Data extracts:
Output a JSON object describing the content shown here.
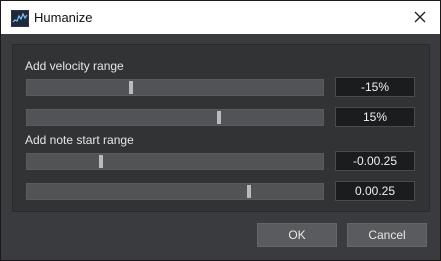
{
  "window": {
    "title": "Humanize",
    "icon": "humanize-waveform-icon",
    "close_icon": "close-icon"
  },
  "velocity": {
    "label": "Add velocity range",
    "min": {
      "value": "-15%",
      "slider_fraction": 0.35
    },
    "max": {
      "value": "15%",
      "slider_fraction": 0.65
    }
  },
  "note_start": {
    "label": "Add note start range",
    "min": {
      "value": "-0.00.25",
      "slider_fraction": 0.25
    },
    "max": {
      "value": "0.00.25",
      "slider_fraction": 0.75
    }
  },
  "buttons": {
    "ok": "OK",
    "cancel": "Cancel"
  },
  "colors": {
    "background": "#3a3b3e",
    "panel": "#323335",
    "slider_track": "#525356",
    "slider_thumb": "#b9babc",
    "value_box": "#1b1c1e",
    "button": "#5a5b5e"
  }
}
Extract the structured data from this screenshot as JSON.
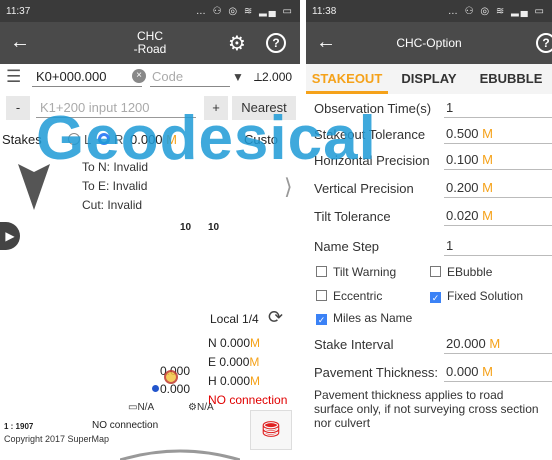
{
  "left": {
    "status_time": "11:37",
    "app_title_1": "CHC",
    "app_title_2": "-Road",
    "station": "K0+000.000",
    "code_placeholder": "Code",
    "pole_height": "2.000",
    "minus": "-",
    "station_input_placeholder": "K1+200 input 1200",
    "plus": "+",
    "nearest": "Nearest",
    "stakes_label": "Stakes",
    "opt_l": "L",
    "opt_r": "R",
    "offset": "0.000",
    "unit": "M",
    "custom": "Custo",
    "to_n": "To N: Invalid",
    "to_e": "To E: Invalid",
    "cut": "Cut: Invalid",
    "map_label_1": "10",
    "map_label_2": "10",
    "local": "Local 1/4",
    "n_label": "N 0.000",
    "e_label": "E 0.000",
    "h_label": "H 0.000",
    "no_connection": "NO connection",
    "pt_a": "0.000",
    "pt_b": "0.000",
    "na_1": "N/A",
    "na_2": "N/A",
    "scale": "1 : 1907",
    "no_connection_small": "NO connection",
    "copyright": "Copyright 2017 SuperMap"
  },
  "watermark": "Geodesical",
  "right": {
    "status_time": "11:38",
    "title": "CHC-Option",
    "tabs": [
      "STAKEOUT",
      "DISPLAY",
      "EBUBBLE"
    ],
    "fields": [
      {
        "label": "Observation Time(s)",
        "value": "1",
        "unit": ""
      },
      {
        "label": "Stakeout Tolerance",
        "value": "0.500",
        "unit": "M"
      },
      {
        "label": "Horizontal Precision",
        "value": "0.100",
        "unit": "M"
      },
      {
        "label": "Vertical Precision",
        "value": "0.200",
        "unit": "M"
      },
      {
        "label": "Tilt Tolerance",
        "value": "0.020",
        "unit": "M"
      },
      {
        "label": "Name Step",
        "value": "1",
        "unit": ""
      }
    ],
    "checks": {
      "tilt_warning": "Tilt Warning",
      "ebubble": "EBubble",
      "eccentric": "Eccentric",
      "fixed_solution": "Fixed Solution",
      "miles_as_name": "Miles as Name"
    },
    "stake_interval_label": "Stake Interval",
    "stake_interval_value": "20.000",
    "pavement_label": "Pavement Thickness:",
    "pavement_value": "0.000",
    "note": "Pavement thickness applies to road surface only, if not surveying cross section nor culvert",
    "unit": "M"
  }
}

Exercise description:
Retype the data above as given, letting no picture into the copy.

Expected answer:
Output a JSON object describing the content shown here.
{
  "window": {
    "title": "Humanize",
    "icon": "humanize-waveform-icon",
    "close_icon": "close-icon"
  },
  "velocity": {
    "label": "Add velocity range",
    "min": {
      "value": "-15%",
      "slider_fraction": 0.35
    },
    "max": {
      "value": "15%",
      "slider_fraction": 0.65
    }
  },
  "note_start": {
    "label": "Add note start range",
    "min": {
      "value": "-0.00.25",
      "slider_fraction": 0.25
    },
    "max": {
      "value": "0.00.25",
      "slider_fraction": 0.75
    }
  },
  "buttons": {
    "ok": "OK",
    "cancel": "Cancel"
  },
  "colors": {
    "background": "#3a3b3e",
    "panel": "#323335",
    "slider_track": "#525356",
    "slider_thumb": "#b9babc",
    "value_box": "#1b1c1e",
    "button": "#5a5b5e"
  }
}
Extract the structured data from this screenshot as JSON.
{
  "left": {
    "status_time": "11:37",
    "app_title_1": "CHC",
    "app_title_2": "-Road",
    "station": "K0+000.000",
    "code_placeholder": "Code",
    "pole_height": "2.000",
    "minus": "-",
    "station_input_placeholder": "K1+200 input 1200",
    "plus": "+",
    "nearest": "Nearest",
    "stakes_label": "Stakes",
    "opt_l": "L",
    "opt_r": "R",
    "offset": "0.000",
    "unit": "M",
    "custom": "Custo",
    "to_n": "To N: Invalid",
    "to_e": "To E: Invalid",
    "cut": "Cut: Invalid",
    "map_label_1": "10",
    "map_label_2": "10",
    "local": "Local 1/4",
    "n_label": "N 0.000",
    "e_label": "E 0.000",
    "h_label": "H 0.000",
    "no_connection": "NO connection",
    "pt_a": "0.000",
    "pt_b": "0.000",
    "na_1": "N/A",
    "na_2": "N/A",
    "scale": "1 : 1907",
    "no_connection_small": "NO connection",
    "copyright": "Copyright 2017 SuperMap"
  },
  "watermark": "Geodesical",
  "right": {
    "status_time": "11:38",
    "title": "CHC-Option",
    "tabs": [
      "STAKEOUT",
      "DISPLAY",
      "EBUBBLE"
    ],
    "fields": [
      {
        "label": "Observation Time(s)",
        "value": "1",
        "unit": ""
      },
      {
        "label": "Stakeout Tolerance",
        "value": "0.500",
        "unit": "M"
      },
      {
        "label": "Horizontal Precision",
        "value": "0.100",
        "unit": "M"
      },
      {
        "label": "Vertical Precision",
        "value": "0.200",
        "unit": "M"
      },
      {
        "label": "Tilt Tolerance",
        "value": "0.020",
        "unit": "M"
      },
      {
        "label": "Name Step",
        "value": "1",
        "unit": ""
      }
    ],
    "checks": {
      "tilt_warning": "Tilt Warning",
      "ebubble": "EBubble",
      "eccentric": "Eccentric",
      "fixed_solution": "Fixed Solution",
      "miles_as_name": "Miles as Name"
    },
    "stake_interval_label": "Stake Interval",
    "stake_interval_value": "20.000",
    "pavement_label": "Pavement Thickness:",
    "pavement_value": "0.000",
    "note": "Pavement thickness applies to road surface only, if not surveying cross section nor culvert",
    "unit": "M"
  }
}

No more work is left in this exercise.